== INSTRUCTIONS FOR THE TASK ==
From the data below, copy each line that includes the word "subtitle".

* * * * * * * * *

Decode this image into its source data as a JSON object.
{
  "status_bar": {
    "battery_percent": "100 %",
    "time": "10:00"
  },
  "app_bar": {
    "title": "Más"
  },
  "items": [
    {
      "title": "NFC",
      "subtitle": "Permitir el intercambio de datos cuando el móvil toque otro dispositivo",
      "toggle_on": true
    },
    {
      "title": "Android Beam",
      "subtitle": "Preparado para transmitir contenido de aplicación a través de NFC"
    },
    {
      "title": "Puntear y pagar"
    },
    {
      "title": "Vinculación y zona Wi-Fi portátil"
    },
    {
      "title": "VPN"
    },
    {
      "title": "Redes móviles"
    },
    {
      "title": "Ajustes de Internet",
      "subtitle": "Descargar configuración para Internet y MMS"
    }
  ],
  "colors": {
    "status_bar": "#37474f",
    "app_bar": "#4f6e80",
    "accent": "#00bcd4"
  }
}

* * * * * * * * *

== RESULT FOR THIS EXERCISE ==
      "subtitle": "Permitir el intercambio de datos cuando el móvil toque otro dispositivo",
      "subtitle": "Preparado para transmitir contenido de aplicación a través de NFC"
      "subtitle": "Descargar configuración para Internet y MMS"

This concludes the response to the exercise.